ON A SEPARATE CONTINENT: THE “ISOLATO” IN AMERICAN LITERATURE (REMOTE)

Instructor(s)
Shelley Bloomfield
Instructor of Lifelong Learning
Location
Online
Date
Wednesdays, January 18–February 22
Time
3–4:30 p.m. ET

From its early days, our national literature has explored and extolled the possibilities of the individual – adventurer, sinner, titan, devil. The hero that pervades our American stories can be any of these characters, finally achieving near-mythic stature. But what about the loner, the alienated figure that shows up mid-nineteenth century, what Melville terms the “isolato?” Who is this new character? Where has it come from, and why?
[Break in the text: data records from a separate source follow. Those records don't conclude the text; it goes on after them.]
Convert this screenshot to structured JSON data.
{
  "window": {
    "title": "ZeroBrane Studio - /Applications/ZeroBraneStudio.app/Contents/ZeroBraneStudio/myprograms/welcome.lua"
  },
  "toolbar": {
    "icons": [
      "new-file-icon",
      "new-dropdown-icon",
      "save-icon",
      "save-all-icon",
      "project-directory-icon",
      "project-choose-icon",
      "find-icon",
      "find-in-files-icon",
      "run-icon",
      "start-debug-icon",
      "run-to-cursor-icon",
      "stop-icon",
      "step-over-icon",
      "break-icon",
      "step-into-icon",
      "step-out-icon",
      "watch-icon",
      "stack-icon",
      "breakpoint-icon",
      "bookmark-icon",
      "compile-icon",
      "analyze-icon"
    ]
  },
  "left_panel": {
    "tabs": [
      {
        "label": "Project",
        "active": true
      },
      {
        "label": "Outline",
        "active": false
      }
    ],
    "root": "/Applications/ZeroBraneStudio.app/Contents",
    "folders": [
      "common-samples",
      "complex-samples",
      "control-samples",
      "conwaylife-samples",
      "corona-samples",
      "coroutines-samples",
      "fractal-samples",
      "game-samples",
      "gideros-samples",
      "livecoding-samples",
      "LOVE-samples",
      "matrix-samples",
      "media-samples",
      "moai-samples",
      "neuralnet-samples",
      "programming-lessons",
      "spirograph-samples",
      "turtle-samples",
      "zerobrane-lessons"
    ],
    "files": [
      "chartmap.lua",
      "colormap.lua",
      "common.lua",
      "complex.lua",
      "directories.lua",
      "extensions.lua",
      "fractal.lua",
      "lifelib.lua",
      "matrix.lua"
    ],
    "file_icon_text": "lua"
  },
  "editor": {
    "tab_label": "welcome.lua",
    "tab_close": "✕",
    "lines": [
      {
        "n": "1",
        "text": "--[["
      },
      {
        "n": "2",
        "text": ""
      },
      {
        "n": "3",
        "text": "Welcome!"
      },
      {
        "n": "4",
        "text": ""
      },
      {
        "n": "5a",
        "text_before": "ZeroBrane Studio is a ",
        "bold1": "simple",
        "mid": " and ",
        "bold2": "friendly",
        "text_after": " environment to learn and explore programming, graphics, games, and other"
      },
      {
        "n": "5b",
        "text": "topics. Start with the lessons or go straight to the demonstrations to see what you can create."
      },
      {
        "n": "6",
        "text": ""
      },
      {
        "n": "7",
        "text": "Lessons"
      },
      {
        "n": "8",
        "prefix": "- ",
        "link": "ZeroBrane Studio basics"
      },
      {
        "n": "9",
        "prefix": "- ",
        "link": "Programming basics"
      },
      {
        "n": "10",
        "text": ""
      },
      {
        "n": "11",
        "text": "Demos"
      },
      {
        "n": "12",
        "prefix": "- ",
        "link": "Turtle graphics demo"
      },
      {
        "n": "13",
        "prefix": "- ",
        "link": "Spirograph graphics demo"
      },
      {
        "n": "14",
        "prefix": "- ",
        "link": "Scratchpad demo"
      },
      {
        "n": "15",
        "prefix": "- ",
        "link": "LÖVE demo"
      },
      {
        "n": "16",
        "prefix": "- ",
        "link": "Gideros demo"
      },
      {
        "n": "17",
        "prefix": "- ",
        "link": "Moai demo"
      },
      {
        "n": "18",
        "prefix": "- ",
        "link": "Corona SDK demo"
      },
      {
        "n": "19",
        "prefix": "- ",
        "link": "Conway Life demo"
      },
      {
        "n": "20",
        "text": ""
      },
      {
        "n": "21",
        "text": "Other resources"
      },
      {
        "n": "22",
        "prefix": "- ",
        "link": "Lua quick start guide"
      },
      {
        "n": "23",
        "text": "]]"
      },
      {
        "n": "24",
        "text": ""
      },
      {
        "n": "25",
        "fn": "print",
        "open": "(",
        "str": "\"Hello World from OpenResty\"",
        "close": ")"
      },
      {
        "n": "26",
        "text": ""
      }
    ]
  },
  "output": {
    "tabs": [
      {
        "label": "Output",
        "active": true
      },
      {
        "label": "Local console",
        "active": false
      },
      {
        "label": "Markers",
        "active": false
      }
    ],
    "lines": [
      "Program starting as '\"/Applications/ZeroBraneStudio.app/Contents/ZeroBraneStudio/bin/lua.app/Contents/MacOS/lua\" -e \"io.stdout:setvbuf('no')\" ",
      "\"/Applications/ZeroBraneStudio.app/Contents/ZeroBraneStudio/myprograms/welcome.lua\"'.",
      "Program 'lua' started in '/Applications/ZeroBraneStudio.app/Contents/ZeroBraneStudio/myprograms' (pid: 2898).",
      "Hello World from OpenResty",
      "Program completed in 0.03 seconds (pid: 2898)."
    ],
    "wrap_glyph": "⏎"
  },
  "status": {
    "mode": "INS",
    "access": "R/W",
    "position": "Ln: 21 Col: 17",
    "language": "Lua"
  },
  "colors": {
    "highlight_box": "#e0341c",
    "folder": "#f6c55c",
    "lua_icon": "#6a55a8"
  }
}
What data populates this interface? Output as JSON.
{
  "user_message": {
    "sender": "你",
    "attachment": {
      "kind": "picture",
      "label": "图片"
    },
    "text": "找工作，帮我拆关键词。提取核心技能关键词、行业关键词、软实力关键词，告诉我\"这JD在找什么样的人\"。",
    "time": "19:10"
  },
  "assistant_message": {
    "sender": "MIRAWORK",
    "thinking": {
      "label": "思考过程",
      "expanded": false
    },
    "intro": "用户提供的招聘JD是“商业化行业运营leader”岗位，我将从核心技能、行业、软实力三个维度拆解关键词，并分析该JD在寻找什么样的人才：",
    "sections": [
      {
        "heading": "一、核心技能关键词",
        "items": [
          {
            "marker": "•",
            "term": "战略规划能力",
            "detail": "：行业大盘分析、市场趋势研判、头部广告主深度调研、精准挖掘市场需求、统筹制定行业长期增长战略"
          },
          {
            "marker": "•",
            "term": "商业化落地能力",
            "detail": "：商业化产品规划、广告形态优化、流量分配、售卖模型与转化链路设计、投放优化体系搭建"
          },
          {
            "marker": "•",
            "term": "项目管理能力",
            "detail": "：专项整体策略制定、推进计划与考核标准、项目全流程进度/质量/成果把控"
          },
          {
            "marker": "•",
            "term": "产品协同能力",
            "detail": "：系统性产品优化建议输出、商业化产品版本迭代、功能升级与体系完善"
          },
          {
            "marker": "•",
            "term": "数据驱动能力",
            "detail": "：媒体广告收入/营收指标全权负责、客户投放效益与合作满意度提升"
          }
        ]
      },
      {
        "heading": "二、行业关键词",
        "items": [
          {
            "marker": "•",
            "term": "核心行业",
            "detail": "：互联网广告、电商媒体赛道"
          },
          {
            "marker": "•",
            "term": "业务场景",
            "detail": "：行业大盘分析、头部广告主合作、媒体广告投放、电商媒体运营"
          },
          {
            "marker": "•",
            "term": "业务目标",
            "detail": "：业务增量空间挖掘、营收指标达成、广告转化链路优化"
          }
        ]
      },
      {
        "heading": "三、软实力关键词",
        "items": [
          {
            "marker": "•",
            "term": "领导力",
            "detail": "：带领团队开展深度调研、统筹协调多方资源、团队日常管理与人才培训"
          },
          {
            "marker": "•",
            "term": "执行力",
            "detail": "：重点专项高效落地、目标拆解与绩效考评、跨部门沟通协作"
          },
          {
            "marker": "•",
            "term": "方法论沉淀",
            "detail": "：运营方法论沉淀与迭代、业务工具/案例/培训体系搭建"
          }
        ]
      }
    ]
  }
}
We will read six great examples of the isolato across a century of American short stories. We’ll discuss whether alienation is a natural state, or one of exile from the community. What are the internal and external pressures that keep that isolated individual from rejoining the community? Are alienation and isolation more than a modern phenomenon? What about the “isolato” feels uniquely American?

Read: Bartelby, The Scrivener, Herman Melville; The Beast in the Jungle, Henry James; A Rose for Emily, William Faulkner; Pale Horse, Pale Rider, Katherine Anne Porter; A Perfect Day for Bananafish, J.D. Salinger; Sonny’s Blues, James Baldwin
 

This course is offered with the generous support of the Association for Continuing Education.

Member of Lifelong Learning Cost
$80
Nonmember Cost
$96